─── Material to process
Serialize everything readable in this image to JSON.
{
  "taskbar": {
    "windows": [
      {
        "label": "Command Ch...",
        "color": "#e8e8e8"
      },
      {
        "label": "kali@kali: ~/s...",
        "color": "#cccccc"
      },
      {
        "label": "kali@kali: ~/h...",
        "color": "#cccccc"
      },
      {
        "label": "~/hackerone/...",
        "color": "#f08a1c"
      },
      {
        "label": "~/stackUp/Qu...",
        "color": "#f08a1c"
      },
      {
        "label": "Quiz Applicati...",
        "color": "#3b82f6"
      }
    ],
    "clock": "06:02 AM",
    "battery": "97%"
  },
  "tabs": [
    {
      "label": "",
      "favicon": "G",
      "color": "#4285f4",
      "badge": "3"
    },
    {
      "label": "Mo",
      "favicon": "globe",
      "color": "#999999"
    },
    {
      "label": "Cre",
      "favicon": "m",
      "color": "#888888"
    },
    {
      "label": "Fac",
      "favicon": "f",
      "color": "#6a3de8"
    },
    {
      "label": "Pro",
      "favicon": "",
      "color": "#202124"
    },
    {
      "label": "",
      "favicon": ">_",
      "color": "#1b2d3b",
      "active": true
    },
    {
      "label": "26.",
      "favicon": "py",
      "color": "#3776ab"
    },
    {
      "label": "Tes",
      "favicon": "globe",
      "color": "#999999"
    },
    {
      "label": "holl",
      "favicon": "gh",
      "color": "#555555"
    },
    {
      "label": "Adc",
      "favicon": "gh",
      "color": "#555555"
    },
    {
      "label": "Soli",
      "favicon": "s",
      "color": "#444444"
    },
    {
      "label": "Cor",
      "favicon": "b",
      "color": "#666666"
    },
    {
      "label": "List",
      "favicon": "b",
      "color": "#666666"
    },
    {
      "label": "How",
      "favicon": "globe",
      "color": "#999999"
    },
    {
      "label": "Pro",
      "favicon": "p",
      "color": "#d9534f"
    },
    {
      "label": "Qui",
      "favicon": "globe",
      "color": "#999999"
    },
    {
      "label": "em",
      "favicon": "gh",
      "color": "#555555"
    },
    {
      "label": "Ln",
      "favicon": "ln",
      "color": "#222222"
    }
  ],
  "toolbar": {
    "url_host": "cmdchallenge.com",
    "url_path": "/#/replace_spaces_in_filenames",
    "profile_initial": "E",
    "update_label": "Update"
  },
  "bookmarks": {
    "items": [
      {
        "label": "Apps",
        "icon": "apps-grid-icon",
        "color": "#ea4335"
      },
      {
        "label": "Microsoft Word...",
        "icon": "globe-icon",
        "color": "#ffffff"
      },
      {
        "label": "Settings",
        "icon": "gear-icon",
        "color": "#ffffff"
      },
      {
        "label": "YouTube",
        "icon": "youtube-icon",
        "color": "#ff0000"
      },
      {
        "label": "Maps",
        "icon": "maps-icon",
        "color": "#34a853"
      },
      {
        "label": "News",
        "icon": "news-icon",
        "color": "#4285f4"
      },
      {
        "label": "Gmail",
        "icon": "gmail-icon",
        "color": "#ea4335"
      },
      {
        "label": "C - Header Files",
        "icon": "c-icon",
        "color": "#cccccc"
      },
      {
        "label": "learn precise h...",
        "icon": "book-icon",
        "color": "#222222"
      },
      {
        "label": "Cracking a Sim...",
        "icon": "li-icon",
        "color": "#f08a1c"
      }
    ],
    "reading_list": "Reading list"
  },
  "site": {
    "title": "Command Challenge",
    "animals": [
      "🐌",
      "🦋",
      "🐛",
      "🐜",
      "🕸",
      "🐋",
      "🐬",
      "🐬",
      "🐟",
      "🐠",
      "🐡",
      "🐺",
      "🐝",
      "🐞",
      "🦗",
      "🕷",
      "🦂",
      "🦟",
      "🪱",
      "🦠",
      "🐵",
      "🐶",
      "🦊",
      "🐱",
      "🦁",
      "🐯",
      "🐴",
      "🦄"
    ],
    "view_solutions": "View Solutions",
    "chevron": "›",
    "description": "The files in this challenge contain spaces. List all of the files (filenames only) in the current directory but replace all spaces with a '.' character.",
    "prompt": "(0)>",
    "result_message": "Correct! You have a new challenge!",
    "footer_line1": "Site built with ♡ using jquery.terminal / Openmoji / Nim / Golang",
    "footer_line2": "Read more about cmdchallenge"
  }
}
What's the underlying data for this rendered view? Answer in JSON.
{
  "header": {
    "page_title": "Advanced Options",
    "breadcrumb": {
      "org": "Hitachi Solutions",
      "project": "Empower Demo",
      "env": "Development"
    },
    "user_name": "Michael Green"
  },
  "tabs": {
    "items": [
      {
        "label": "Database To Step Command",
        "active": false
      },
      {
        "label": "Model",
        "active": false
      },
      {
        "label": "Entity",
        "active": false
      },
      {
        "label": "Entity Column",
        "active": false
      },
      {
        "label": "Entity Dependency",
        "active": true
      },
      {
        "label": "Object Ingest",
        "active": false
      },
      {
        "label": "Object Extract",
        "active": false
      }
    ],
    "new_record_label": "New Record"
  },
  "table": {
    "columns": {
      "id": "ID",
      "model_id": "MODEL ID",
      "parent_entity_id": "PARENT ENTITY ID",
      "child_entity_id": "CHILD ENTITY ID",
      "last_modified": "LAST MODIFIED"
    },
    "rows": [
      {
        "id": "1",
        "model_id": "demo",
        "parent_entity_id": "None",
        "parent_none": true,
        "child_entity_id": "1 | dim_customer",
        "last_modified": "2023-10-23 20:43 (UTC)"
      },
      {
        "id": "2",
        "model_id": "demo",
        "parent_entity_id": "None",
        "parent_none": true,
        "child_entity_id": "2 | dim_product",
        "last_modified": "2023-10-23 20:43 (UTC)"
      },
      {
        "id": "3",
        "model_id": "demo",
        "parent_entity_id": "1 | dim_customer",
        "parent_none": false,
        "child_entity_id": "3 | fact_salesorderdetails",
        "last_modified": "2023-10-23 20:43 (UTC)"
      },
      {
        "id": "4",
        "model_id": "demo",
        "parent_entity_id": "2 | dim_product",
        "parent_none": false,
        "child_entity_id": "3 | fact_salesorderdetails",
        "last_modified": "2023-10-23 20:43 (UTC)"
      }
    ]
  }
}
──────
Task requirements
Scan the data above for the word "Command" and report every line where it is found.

Result for this task
        "label": "Command Ch...",
    "title": "Command Challenge",
        "label": "Database To Step Command",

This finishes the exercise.